## [What is being asked]
Write the data out again exactly, with every picture removed.

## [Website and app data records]

-.-.-

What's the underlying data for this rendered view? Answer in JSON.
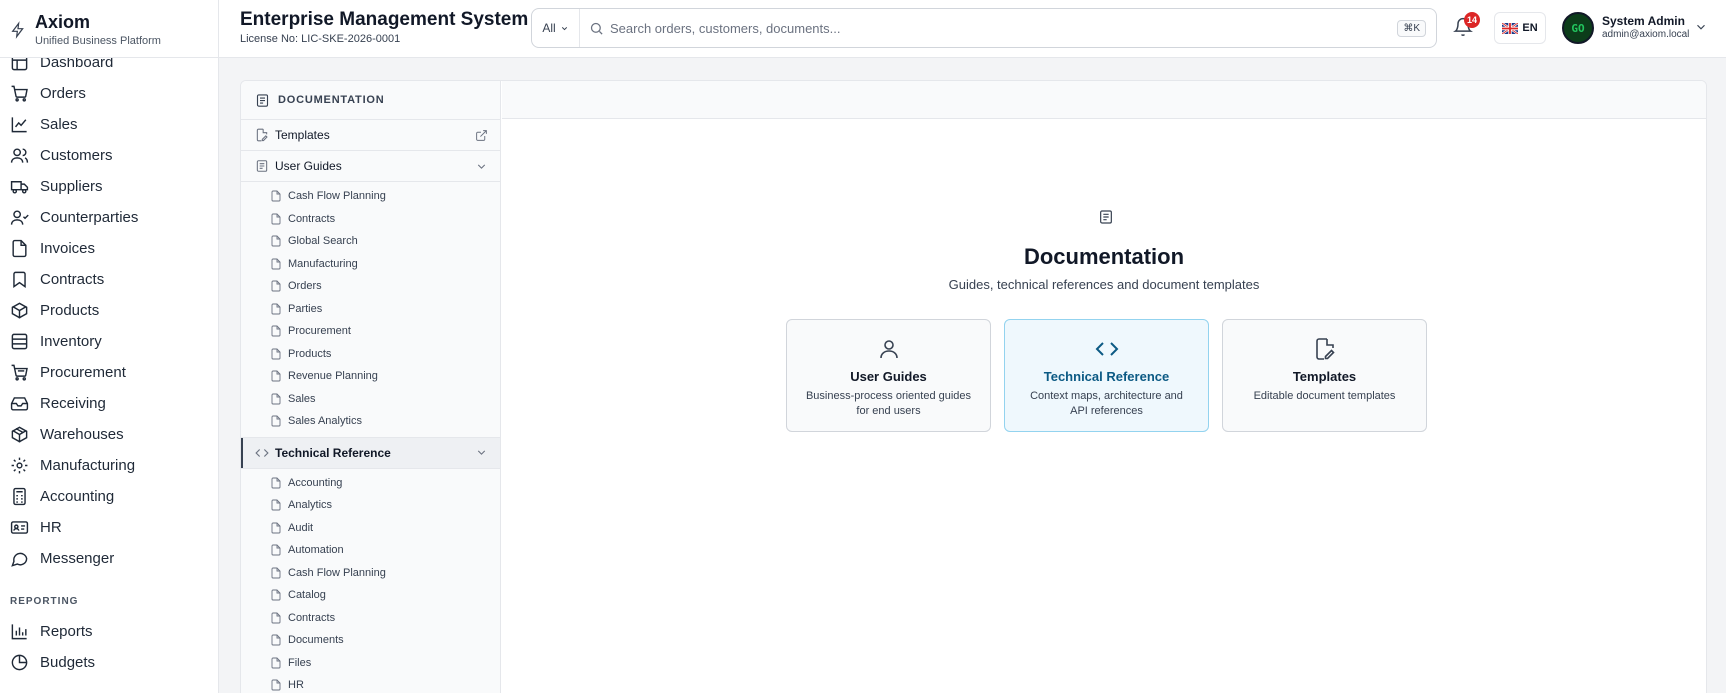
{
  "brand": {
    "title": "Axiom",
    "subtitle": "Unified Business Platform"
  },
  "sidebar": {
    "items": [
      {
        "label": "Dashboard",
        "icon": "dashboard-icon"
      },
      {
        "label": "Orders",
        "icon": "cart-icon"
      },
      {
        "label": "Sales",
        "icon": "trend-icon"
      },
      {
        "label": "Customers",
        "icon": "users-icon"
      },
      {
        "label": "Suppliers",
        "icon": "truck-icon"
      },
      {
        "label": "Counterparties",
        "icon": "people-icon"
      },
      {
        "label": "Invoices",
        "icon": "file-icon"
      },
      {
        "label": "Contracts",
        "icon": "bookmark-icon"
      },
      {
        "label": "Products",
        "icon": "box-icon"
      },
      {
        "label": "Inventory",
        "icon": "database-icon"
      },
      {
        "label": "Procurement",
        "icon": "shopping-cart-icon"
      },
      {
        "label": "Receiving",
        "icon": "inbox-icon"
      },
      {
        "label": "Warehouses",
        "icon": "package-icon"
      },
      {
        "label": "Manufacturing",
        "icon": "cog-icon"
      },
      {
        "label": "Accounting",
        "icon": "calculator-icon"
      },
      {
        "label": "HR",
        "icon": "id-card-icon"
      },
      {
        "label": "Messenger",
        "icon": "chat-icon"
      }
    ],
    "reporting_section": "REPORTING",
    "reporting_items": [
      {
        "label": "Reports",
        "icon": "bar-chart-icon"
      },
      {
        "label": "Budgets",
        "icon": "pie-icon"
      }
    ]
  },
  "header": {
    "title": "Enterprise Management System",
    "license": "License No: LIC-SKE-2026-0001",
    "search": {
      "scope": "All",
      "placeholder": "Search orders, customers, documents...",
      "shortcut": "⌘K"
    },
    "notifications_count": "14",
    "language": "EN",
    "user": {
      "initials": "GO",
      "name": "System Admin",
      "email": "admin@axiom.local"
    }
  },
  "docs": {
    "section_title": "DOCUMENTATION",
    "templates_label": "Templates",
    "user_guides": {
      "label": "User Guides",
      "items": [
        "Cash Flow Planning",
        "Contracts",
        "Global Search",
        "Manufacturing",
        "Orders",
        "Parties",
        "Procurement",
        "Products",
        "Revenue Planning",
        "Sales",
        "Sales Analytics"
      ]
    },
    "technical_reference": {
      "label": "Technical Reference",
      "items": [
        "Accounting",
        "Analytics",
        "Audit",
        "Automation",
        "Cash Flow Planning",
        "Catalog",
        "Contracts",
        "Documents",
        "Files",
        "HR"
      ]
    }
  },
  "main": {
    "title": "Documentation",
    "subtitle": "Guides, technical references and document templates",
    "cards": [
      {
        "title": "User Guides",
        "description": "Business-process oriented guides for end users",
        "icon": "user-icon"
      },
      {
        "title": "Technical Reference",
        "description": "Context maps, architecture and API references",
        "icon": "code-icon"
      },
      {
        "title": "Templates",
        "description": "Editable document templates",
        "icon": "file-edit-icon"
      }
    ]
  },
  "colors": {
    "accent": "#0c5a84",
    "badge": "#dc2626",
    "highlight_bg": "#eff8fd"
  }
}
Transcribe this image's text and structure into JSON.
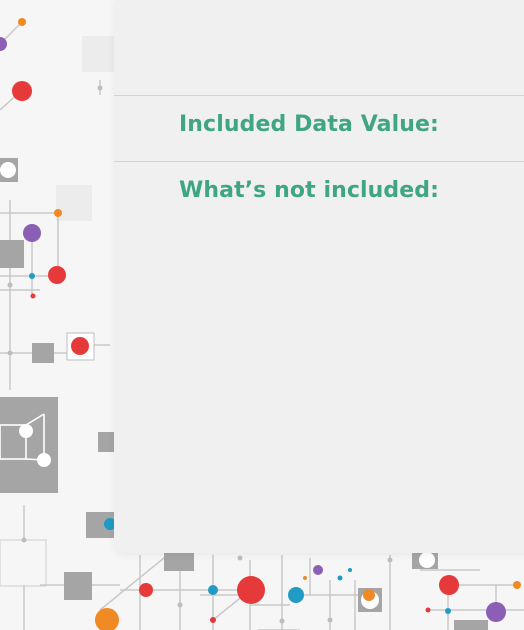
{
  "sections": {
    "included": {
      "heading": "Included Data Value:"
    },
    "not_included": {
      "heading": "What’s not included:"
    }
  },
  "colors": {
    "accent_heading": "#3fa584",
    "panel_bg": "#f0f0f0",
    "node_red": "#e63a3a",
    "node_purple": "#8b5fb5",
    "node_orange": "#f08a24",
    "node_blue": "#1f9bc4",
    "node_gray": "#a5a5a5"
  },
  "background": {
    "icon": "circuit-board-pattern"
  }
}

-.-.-

## [Result below]
What's the underlying data for this rendered view? Answer in JSON.
{
  "brand": {
    "title": "Axiom",
    "subtitle": "Unified Business Platform"
  },
  "sidebar": {
    "items": [
      {
        "label": "Dashboard",
        "icon": "dashboard-icon"
      },
      {
        "label": "Orders",
        "icon": "cart-icon"
      },
      {
        "label": "Sales",
        "icon": "trend-icon"
      },
      {
        "label": "Customers",
        "icon": "users-icon"
      },
      {
        "label": "Suppliers",
        "icon": "truck-icon"
      },
      {
        "label": "Counterparties",
        "icon": "people-icon"
      },
      {
        "label": "Invoices",
        "icon": "file-icon"
      },
      {
        "label": "Contracts",
        "icon": "bookmark-icon"
      },
      {
        "label": "Products",
        "icon": "box-icon"
      },
      {
        "label": "Inventory",
        "icon": "database-icon"
      },
      {
        "label": "Procurement",
        "icon": "shopping-cart-icon"
      },
      {
        "label": "Receiving",
        "icon": "inbox-icon"
      },
      {
        "label": "Warehouses",
        "icon": "package-icon"
      },
      {
        "label": "Manufacturing",
        "icon": "cog-icon"
      },
      {
        "label": "Accounting",
        "icon": "calculator-icon"
      },
      {
        "label": "HR",
        "icon": "id-card-icon"
      },
      {
        "label": "Messenger",
        "icon": "chat-icon"
      }
    ],
    "reporting_section": "REPORTING",
    "reporting_items": [
      {
        "label": "Reports",
        "icon": "bar-chart-icon"
      },
      {
        "label": "Budgets",
        "icon": "pie-icon"
      }
    ]
  },
  "header": {
    "title": "Enterprise Management System",
    "license": "License No: LIC-SKE-2026-0001",
    "search": {
      "scope": "All",
      "placeholder": "Search orders, customers, documents...",
      "shortcut": "⌘K"
    },
    "notifications_count": "14",
    "language": "EN",
    "user": {
      "initials": "GO",
      "name": "System Admin",
      "email": "admin@axiom.local"
    }
  },
  "docs": {
    "section_title": "DOCUMENTATION",
    "templates_label": "Templates",
    "user_guides": {
      "label": "User Guides",
      "items": [
        "Cash Flow Planning",
        "Contracts",
        "Global Search",
        "Manufacturing",
        "Orders",
        "Parties",
        "Procurement",
        "Products",
        "Revenue Planning",
        "Sales",
        "Sales Analytics"
      ]
    },
    "technical_reference": {
      "label": "Technical Reference",
      "items": [
        "Accounting",
        "Analytics",
        "Audit",
        "Automation",
        "Cash Flow Planning",
        "Catalog",
        "Contracts",
        "Documents",
        "Files",
        "HR"
      ]
    }
  },
  "main": {
    "title": "Documentation",
    "subtitle": "Guides, technical references and document templates",
    "cards": [
      {
        "title": "User Guides",
        "description": "Business-process oriented guides for end users",
        "icon": "user-icon"
      },
      {
        "title": "Technical Reference",
        "description": "Context maps, architecture and API references",
        "icon": "code-icon"
      },
      {
        "title": "Templates",
        "description": "Editable document templates",
        "icon": "file-edit-icon"
      }
    ]
  },
  "colors": {
    "accent": "#0c5a84",
    "badge": "#dc2626",
    "highlight_bg": "#eff8fd"
  }
}
Transcribe this image's text and structure into JSON.
{
  "sections": {
    "included": {
      "heading": "Included Data Value:"
    },
    "not_included": {
      "heading": "What’s not included:"
    }
  },
  "colors": {
    "accent_heading": "#3fa584",
    "panel_bg": "#f0f0f0",
    "node_red": "#e63a3a",
    "node_purple": "#8b5fb5",
    "node_orange": "#f08a24",
    "node_blue": "#1f9bc4",
    "node_gray": "#a5a5a5"
  },
  "background": {
    "icon": "circuit-board-pattern"
  }
}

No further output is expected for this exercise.